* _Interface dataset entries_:
========

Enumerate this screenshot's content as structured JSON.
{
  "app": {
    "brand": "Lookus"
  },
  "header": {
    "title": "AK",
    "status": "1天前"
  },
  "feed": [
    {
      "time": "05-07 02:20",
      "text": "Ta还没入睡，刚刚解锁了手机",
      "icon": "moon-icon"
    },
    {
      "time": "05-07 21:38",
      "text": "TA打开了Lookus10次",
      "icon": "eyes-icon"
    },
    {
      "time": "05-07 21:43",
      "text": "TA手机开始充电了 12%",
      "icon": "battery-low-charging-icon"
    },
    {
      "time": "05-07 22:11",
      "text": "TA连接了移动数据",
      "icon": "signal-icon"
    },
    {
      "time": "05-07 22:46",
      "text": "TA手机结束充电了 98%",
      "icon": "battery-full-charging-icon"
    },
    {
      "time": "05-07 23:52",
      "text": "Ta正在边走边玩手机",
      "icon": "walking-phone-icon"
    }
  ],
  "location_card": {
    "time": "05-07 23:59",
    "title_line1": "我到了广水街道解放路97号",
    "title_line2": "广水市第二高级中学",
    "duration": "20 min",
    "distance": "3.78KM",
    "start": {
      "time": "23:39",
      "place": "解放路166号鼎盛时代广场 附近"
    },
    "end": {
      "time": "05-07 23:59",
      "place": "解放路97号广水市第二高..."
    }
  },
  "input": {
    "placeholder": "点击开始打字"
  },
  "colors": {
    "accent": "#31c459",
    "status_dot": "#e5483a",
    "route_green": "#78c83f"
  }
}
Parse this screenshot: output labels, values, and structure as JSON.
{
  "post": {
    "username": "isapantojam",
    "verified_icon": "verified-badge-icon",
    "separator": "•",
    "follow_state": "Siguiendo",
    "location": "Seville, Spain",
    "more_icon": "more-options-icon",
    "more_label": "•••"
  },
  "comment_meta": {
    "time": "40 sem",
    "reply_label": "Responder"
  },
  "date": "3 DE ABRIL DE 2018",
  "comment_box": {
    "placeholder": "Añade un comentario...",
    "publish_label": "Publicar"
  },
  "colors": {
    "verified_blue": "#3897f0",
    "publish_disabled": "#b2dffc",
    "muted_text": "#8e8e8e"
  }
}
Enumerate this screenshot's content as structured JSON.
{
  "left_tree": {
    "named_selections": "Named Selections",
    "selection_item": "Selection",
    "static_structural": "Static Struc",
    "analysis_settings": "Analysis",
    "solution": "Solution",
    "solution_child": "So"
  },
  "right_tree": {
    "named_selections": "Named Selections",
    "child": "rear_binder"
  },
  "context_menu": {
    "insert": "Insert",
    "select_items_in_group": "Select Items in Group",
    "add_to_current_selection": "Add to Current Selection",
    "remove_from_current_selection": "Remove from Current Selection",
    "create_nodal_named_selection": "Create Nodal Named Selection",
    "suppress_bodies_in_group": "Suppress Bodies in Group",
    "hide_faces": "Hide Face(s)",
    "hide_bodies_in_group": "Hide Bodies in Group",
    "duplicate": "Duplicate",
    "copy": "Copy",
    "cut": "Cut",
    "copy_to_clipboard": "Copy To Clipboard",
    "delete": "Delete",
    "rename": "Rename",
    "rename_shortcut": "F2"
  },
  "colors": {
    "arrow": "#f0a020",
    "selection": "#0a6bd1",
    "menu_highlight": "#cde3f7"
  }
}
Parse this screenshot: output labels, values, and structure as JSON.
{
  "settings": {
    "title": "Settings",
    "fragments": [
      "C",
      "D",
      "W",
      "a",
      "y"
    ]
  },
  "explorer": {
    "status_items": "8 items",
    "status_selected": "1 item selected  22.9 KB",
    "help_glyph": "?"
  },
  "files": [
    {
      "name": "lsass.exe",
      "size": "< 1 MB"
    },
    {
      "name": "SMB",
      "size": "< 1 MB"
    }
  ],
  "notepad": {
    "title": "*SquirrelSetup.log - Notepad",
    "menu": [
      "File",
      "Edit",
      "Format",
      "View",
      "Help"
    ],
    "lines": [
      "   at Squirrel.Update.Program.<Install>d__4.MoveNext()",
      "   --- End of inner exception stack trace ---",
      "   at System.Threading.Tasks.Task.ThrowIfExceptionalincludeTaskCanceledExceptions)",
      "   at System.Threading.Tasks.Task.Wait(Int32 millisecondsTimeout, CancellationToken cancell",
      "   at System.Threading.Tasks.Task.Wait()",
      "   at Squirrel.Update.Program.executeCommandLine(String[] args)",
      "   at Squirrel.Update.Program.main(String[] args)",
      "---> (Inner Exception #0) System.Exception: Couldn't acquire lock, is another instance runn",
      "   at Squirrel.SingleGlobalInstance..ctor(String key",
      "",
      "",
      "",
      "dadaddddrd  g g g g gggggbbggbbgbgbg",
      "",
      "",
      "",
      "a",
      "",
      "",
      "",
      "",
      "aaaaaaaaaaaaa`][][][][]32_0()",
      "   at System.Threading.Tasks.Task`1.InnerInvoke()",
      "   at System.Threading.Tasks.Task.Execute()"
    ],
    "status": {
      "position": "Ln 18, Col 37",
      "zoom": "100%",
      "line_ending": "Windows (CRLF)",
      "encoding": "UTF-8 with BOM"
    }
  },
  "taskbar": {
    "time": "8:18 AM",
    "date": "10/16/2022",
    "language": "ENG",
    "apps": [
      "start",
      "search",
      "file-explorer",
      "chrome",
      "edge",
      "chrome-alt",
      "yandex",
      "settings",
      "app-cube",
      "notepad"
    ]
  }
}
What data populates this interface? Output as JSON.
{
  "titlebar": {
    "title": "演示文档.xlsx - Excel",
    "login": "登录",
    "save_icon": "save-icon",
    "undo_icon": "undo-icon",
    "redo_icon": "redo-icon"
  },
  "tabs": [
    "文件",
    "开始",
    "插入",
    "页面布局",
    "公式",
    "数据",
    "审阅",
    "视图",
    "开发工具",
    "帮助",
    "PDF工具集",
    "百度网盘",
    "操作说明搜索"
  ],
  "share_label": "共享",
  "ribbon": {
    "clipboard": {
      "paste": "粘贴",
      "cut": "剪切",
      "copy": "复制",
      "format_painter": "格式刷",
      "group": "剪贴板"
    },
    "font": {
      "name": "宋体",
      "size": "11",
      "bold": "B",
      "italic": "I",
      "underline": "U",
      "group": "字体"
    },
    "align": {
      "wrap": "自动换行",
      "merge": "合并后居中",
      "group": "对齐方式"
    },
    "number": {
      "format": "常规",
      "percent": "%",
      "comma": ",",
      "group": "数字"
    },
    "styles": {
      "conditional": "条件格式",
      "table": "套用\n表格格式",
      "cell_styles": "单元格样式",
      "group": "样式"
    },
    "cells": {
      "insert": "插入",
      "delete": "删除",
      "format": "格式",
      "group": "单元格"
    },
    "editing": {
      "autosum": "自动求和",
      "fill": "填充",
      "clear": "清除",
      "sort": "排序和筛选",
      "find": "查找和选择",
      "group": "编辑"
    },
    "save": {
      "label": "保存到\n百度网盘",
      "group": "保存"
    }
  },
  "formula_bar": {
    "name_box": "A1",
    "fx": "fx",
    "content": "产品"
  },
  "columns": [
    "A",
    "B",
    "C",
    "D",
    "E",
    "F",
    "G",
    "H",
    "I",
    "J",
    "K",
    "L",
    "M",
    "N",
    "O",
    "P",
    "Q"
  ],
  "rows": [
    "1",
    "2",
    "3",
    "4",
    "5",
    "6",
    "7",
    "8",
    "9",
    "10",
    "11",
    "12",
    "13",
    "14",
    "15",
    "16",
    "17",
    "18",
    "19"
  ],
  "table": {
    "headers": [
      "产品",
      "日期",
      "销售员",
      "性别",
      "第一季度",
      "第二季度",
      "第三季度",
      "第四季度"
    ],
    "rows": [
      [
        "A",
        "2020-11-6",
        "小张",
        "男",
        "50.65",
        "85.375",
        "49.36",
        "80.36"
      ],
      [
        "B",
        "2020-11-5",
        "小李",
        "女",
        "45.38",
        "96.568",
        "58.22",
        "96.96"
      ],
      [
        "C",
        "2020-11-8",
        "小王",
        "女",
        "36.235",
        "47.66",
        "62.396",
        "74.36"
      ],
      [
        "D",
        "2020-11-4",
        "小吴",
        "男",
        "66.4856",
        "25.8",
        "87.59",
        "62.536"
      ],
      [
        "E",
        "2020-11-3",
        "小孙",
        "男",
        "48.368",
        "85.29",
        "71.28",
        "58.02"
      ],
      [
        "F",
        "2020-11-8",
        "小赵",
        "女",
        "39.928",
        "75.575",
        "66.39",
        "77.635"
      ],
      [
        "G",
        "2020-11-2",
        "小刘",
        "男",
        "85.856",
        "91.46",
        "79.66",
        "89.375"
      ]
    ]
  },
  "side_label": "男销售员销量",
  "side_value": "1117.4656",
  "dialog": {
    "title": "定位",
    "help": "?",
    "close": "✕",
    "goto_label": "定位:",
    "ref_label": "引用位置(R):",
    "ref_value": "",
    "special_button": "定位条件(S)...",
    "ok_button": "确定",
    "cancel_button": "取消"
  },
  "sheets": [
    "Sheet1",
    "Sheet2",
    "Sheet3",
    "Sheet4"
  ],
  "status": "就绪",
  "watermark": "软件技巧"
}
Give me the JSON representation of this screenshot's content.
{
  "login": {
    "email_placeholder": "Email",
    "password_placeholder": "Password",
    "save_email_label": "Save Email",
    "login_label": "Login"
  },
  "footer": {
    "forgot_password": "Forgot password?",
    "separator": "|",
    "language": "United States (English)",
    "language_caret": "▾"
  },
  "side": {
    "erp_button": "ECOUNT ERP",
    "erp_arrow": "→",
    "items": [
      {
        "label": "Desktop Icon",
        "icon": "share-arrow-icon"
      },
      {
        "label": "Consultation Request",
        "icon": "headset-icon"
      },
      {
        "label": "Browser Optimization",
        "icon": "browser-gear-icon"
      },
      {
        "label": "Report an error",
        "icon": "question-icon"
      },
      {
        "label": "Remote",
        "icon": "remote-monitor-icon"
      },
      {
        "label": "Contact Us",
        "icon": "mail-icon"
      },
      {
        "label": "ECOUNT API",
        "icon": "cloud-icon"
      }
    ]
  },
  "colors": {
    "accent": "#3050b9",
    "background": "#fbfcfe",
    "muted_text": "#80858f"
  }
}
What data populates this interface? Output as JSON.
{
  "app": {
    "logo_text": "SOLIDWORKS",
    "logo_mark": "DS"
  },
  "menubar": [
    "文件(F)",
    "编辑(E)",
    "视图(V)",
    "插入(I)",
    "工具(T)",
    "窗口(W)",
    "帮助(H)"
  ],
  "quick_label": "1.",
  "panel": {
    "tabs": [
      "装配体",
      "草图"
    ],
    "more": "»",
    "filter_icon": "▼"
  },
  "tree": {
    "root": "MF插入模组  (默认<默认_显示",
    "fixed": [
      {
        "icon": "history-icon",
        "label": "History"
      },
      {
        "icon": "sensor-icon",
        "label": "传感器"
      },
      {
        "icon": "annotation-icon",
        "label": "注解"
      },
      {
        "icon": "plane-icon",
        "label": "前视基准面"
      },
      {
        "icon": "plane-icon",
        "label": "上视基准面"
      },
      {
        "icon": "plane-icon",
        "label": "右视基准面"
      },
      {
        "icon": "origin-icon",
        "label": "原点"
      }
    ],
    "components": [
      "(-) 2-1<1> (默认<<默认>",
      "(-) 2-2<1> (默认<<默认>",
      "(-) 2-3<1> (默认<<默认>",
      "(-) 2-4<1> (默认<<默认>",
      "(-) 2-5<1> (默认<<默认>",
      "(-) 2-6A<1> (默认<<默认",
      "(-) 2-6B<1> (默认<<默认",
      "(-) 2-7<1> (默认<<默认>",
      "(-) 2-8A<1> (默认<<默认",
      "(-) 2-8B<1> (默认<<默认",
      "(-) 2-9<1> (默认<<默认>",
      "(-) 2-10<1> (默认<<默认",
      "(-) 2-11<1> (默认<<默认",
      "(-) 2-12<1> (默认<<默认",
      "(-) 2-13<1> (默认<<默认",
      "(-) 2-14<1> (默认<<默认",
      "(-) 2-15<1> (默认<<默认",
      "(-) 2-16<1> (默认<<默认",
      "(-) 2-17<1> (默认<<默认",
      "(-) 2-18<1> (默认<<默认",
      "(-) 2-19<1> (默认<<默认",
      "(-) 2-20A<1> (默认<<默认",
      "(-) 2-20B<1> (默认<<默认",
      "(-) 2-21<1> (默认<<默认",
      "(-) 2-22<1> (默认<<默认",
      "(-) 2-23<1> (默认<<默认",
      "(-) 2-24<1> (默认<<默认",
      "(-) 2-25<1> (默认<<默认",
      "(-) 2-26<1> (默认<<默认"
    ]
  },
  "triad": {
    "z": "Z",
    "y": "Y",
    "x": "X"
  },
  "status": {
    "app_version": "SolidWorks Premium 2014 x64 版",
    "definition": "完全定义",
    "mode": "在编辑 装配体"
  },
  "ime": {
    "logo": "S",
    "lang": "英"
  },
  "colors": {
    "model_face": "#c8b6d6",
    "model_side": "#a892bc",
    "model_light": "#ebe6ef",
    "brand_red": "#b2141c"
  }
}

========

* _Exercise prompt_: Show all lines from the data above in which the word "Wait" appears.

* _Solution to the problem_:
      "   at System.Threading.Tasks.Task.Wait(Int32 millisecondsTimeout, CancellationToken cancell",
      "   at System.Threading.Tasks.Task.Wait()",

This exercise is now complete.